China’s five-year plan is to increase wages 13, 14, 15% [per year]. That will more than double wages over the next four to five years, so it is a concern. In some cases this is pushing production outside of China, to countries such as Vietnam, Indonesia or Bangladesh, or to other parts of China that are not as developed as the coast. But at the same time, China is going to become much more efficient. There’s a number of levels they can move up by using machinery to make factories more efficient and save labor costs. And China is still generally the most efficient and easiest country to deal with. It has all the components, fabric and accessories, and the infrastructure is good. When you get to places like Bangladesh, many of the raw materials you need are not from Bangladesh. You have to bring many raw materials in through customs and get them to the factory, and that slows down the supply chain.

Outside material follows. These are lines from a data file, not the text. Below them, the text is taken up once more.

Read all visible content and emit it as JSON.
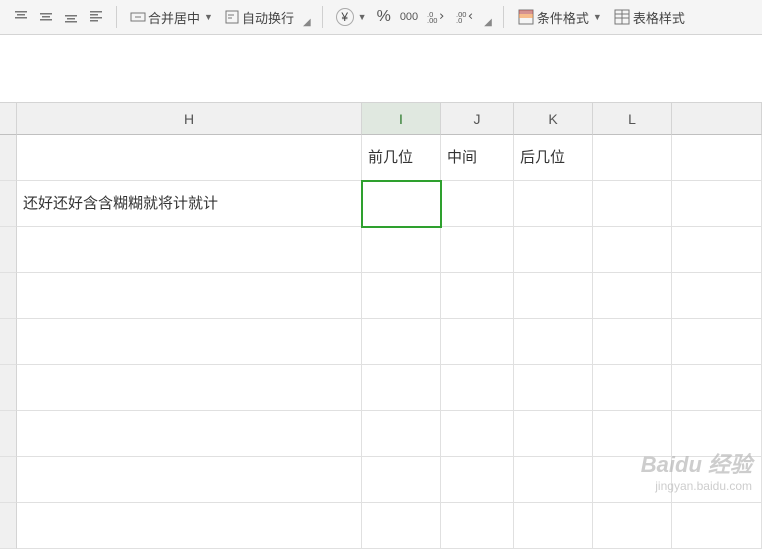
{
  "ribbon": {
    "merge_center": "合并居中",
    "wrap_text": "自动换行",
    "currency_symbol": "¥",
    "percent": "%",
    "comma": "000",
    "increase_decimal": ".00",
    "decrease_decimal": ".0",
    "conditional_format": "条件格式",
    "table_style": "表格样式"
  },
  "columns": [
    "H",
    "I",
    "J",
    "K",
    "L"
  ],
  "active_column": "I",
  "cells": {
    "r1": {
      "H": "",
      "I": "前几位",
      "J": "中间",
      "K": "后几位",
      "L": ""
    },
    "r2": {
      "H": "还好还好含含糊糊就将计就计",
      "I": "",
      "J": "",
      "K": "",
      "L": ""
    }
  },
  "selected_cell": "I2",
  "watermark": {
    "brand": "Baidu 经验",
    "url": "jingyan.baidu.com"
  }
}
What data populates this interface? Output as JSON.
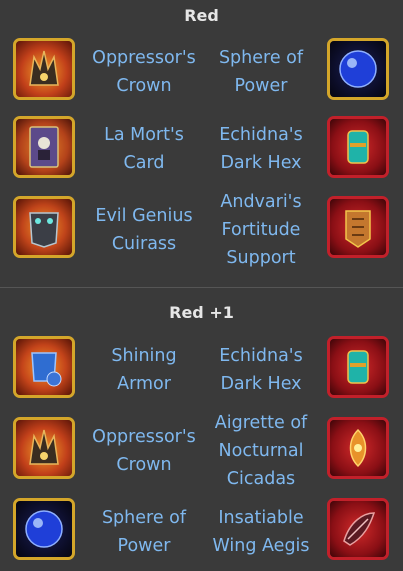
{
  "sections": [
    {
      "title": "Red",
      "rows": [
        {
          "left": {
            "name": "Oppressor's Crown",
            "icon": "oppressors-crown-icon"
          },
          "right": {
            "name": "Sphere of Power",
            "icon": "sphere-of-power-icon"
          }
        },
        {
          "left": {
            "name": "La Mort's Card",
            "icon": "la-morts-card-icon"
          },
          "right": {
            "name": "Echidna's Dark Hex",
            "icon": "echidnas-dark-hex-icon"
          }
        },
        {
          "left": {
            "name": "Evil Genius Cuirass",
            "icon": "evil-genius-cuirass-icon"
          },
          "right": {
            "name": "Andvari's Fortitude Support",
            "icon": "andvaris-fortitude-support-icon"
          }
        }
      ]
    },
    {
      "title": "Red +1",
      "rows": [
        {
          "left": {
            "name": "Shining Armor",
            "icon": "shining-armor-icon"
          },
          "right": {
            "name": "Echidna's Dark Hex",
            "icon": "echidnas-dark-hex-icon"
          }
        },
        {
          "left": {
            "name": "Oppressor's Crown",
            "icon": "oppressors-crown-icon"
          },
          "right": {
            "name": "Aigrette of Nocturnal Cicadas",
            "icon": "aigrette-of-nocturnal-cicadas-icon"
          }
        },
        {
          "left": {
            "name": "Sphere of Power",
            "icon": "sphere-of-power-icon"
          },
          "right": {
            "name": "Insatiable Wing Aegis",
            "icon": "insatiable-wing-aegis-icon"
          }
        }
      ]
    }
  ],
  "colors": {
    "background": "#3a3a3a",
    "title": "#e6e6e6",
    "item_name": "#7fb8ef",
    "gold_frame": "#d4a62a",
    "red_frame": "#c2202a"
  }
}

Li & Fung completed 19 acquisitions last year. What’s the strategy behind this rapid expansion, and is it going to continue?
We’ve always used acquisitions to fill in areas of the company where we lack expertise. Each one of the acquisitions fills in part of the mosaic. We want to be the one-stop shop for all non-durable consumer goods and produce and sell globally, so there are a lot of holes to fill. We’ll continue to acquire, but it really depends on the market. When the world is impaired, like it is today, there are more opportunities for acquisitions. So we’ve done a lot more acquisitions than we normally would in the last few years because of the macro state of the world. I see that continuing over the next few years.
With these acquisitions, how have you dealt with the challenges of post-deal integration?
Acquisitions generally are not successful, if you look historically at most companies. But Li & Fung has been very successful in our acquisitions. We have certain principles for integration that are non-negotiable. We typically do all our integration in the first 100 days, because companies that are acquired are expecting change. We always co-locate, so we will only buy a company if we can move their people to our offices. We retain all the management, because we are acquiring companies for their expertise and people. We generally pay over a multi-year timeframe, so people stay. We free them up from the back-of-the-house issues and allow them to focus on growing the business.
How much of your business is purchasing and licensing brands? What’s the potential for this in China?
That’s the newest part of our business. We have hundreds of brands in our portfolio that we’ve licensed, mainly in the US and Europe. We do see an opportunity to bring Western brands with history and heritage to the China market. Outside the luxury space, the quality and design of brands on offer in China could be improved a lot. We see that as an opportunity over the next few years.